- _EXERCISE GOAL_
Identify each line below that contains the word "screenshot", and copy it out.

╭─ DATASET EXTRACT

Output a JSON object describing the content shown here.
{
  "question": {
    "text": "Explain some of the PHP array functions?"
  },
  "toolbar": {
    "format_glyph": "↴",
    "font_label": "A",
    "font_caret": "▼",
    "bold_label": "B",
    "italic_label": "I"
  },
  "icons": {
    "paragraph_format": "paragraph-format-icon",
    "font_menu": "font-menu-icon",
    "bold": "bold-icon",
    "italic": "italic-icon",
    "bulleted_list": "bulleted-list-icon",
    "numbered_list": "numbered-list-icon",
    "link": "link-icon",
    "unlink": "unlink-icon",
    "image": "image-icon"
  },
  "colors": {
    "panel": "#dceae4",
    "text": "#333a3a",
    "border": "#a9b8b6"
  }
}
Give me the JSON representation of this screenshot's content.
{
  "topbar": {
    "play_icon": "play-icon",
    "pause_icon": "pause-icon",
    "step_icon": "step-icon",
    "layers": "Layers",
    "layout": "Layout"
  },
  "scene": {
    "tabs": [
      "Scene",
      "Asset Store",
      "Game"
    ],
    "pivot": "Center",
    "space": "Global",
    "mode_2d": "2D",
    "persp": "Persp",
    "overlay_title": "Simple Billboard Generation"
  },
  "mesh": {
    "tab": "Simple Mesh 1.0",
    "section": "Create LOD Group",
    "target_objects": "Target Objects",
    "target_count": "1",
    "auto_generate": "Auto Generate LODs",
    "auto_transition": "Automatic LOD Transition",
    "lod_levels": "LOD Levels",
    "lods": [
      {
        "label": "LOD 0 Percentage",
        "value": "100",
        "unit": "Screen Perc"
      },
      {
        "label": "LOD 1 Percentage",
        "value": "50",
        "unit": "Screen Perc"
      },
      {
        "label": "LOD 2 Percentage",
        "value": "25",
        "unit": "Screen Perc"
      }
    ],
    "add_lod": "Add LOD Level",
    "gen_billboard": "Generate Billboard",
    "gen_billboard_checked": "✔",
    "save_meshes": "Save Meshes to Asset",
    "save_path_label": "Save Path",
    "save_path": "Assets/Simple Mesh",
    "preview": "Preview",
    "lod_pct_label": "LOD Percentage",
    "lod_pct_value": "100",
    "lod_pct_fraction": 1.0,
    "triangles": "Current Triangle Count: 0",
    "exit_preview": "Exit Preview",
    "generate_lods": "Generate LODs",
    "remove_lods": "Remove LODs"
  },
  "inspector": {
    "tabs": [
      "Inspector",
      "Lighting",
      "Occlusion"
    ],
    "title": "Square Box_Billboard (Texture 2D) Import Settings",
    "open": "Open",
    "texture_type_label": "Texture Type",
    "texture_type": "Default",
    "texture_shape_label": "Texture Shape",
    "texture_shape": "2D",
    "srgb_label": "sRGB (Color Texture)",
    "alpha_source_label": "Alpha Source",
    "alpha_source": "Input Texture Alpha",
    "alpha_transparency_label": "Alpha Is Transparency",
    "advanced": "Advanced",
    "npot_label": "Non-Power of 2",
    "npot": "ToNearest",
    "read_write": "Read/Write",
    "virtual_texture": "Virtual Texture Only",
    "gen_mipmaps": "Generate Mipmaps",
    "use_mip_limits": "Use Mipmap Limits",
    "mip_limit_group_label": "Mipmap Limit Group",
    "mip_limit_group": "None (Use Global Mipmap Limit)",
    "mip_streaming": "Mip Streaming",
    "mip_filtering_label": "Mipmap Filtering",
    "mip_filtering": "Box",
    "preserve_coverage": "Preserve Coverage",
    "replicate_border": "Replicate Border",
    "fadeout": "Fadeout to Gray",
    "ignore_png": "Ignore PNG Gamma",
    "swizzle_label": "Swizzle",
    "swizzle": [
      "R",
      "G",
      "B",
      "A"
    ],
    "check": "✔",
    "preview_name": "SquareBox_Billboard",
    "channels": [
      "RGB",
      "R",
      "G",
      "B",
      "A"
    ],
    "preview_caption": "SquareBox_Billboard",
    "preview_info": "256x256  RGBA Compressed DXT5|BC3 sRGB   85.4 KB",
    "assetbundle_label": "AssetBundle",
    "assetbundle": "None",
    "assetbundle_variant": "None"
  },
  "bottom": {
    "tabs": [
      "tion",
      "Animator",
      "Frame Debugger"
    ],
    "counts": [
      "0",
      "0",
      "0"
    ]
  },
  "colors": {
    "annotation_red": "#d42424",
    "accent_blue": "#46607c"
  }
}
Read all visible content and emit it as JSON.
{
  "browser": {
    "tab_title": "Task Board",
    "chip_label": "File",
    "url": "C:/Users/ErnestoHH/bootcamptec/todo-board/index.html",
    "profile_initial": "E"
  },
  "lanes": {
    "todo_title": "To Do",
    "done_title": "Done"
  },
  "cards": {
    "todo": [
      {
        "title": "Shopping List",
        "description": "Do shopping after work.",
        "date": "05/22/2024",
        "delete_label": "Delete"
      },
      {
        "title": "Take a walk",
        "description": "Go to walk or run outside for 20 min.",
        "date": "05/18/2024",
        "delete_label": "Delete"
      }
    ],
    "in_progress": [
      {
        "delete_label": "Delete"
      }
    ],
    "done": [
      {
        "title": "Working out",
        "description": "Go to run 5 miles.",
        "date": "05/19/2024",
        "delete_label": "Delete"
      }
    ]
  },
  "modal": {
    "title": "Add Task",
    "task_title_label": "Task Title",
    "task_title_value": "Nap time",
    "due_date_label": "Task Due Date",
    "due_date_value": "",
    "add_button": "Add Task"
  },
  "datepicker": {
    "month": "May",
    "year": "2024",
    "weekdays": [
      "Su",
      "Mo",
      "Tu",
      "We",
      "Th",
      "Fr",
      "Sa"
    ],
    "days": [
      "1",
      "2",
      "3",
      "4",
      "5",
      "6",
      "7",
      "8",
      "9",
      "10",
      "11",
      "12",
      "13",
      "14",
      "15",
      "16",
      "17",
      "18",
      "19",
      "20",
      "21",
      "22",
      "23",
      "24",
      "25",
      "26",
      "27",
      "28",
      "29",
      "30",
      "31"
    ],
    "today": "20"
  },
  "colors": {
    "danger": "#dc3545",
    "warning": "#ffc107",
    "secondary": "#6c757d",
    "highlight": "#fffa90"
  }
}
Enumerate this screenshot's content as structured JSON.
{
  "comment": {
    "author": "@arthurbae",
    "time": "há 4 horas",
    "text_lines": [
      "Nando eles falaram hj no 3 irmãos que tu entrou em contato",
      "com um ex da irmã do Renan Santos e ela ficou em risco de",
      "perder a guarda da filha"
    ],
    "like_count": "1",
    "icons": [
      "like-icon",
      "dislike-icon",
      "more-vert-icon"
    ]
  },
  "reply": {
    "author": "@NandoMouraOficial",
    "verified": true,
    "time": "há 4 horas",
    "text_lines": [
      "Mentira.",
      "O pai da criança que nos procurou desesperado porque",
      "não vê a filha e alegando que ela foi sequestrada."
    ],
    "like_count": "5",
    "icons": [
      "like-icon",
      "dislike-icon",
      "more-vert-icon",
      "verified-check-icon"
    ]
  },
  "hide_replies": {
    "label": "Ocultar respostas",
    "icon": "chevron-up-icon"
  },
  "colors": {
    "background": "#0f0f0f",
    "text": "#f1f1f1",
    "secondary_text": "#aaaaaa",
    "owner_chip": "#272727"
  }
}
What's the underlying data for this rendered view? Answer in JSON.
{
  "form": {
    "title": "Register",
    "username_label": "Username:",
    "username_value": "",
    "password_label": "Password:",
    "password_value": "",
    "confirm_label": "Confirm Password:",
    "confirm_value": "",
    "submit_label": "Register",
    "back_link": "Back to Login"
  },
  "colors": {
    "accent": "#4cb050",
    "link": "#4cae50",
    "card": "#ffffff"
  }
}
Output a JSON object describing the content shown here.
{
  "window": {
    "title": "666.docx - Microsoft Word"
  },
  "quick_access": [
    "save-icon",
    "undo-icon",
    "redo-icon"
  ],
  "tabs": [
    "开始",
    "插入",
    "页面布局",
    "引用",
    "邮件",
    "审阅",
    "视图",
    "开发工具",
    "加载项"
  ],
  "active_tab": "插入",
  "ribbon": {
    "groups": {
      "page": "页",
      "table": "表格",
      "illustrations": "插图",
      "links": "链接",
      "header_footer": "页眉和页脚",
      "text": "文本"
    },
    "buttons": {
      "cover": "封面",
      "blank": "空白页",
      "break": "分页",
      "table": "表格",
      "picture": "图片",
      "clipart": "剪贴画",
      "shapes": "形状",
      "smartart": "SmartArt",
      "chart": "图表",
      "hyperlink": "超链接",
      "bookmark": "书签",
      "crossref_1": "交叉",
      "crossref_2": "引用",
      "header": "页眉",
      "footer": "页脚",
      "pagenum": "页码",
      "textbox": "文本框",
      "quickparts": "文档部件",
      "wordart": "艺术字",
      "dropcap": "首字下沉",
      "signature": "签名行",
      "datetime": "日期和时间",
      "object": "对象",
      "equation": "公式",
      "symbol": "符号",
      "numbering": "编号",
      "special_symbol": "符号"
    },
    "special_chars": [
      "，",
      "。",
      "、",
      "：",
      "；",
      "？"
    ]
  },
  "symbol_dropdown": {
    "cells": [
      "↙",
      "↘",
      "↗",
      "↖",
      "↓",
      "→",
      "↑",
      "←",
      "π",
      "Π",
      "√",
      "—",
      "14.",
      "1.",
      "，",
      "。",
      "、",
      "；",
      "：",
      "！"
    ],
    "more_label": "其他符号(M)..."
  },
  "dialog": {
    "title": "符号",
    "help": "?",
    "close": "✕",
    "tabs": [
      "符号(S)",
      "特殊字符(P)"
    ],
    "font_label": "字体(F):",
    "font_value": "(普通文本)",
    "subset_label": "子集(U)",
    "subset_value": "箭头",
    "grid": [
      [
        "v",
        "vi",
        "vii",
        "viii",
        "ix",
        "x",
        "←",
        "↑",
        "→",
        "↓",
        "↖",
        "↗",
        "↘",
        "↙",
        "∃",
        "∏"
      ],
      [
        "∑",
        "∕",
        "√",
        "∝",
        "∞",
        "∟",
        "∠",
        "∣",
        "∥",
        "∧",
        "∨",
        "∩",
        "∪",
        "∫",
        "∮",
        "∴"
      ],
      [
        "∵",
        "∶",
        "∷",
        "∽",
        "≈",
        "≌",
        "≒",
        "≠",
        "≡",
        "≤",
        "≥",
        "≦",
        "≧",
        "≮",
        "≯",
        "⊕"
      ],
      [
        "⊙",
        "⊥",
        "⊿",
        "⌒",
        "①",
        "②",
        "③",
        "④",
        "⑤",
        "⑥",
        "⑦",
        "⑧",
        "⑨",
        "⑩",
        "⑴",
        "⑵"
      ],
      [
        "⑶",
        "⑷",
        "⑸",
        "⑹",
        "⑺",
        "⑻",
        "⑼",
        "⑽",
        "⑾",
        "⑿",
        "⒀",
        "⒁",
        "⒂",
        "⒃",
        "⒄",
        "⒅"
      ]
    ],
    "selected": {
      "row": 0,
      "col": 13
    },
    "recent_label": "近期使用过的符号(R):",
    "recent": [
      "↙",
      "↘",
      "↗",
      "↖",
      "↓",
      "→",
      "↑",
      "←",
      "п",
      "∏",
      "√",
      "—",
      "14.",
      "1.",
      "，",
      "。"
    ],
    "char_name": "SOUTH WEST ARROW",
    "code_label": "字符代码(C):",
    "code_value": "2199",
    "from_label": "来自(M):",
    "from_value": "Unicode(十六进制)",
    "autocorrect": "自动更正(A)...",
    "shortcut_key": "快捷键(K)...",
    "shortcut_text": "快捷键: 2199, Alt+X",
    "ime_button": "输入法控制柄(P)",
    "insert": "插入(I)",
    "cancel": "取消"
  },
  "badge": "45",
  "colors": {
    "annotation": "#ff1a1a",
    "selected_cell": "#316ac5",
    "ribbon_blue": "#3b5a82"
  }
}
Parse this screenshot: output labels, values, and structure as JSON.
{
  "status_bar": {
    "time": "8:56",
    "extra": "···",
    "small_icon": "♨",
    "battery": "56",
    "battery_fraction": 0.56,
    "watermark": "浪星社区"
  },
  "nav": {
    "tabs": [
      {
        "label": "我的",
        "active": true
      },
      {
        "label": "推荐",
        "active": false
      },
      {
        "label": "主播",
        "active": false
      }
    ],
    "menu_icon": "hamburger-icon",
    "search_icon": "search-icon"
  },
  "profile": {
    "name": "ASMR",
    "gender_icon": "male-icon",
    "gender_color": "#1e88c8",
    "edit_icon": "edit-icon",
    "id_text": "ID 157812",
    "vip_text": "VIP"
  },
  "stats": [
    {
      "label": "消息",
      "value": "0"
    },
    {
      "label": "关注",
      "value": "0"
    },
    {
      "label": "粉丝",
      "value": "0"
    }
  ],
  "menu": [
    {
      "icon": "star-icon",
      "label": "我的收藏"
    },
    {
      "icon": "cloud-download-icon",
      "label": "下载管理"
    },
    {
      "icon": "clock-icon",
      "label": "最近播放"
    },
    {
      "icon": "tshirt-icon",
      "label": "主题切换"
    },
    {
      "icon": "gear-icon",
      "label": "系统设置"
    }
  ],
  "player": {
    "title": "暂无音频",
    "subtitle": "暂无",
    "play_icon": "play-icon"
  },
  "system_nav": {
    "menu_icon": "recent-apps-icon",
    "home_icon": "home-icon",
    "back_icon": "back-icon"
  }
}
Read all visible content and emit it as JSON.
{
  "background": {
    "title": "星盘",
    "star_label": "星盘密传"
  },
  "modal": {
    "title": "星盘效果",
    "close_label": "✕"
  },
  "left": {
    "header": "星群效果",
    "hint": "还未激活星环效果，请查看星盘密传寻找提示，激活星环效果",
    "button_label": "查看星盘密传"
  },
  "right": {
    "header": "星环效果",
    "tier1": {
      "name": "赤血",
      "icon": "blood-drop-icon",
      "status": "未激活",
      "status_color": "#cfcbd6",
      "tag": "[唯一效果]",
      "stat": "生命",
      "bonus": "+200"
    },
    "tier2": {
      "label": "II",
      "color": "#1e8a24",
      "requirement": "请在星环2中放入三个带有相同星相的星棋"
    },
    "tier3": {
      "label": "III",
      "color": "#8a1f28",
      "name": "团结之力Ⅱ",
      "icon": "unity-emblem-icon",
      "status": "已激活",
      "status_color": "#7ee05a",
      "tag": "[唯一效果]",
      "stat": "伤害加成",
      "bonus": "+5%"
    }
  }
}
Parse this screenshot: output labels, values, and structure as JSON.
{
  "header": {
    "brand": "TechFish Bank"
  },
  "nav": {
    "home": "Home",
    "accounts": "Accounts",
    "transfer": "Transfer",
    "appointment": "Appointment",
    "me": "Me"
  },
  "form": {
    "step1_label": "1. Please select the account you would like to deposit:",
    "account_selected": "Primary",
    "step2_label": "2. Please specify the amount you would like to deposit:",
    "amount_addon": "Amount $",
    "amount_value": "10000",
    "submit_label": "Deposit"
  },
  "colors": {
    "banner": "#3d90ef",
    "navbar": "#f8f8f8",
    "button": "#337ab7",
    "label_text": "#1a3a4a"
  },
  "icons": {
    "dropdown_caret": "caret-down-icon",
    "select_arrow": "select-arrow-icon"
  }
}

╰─

- _REPLY TO THE EXERCISE_
Give me the JSON representation of this screenshot's content.
Enumerate this screenshot's content as structured JSON.
Parse this screenshot: output labels, values, and structure as JSON.
Parse this screenshot: output labels, values, and structure as JSON.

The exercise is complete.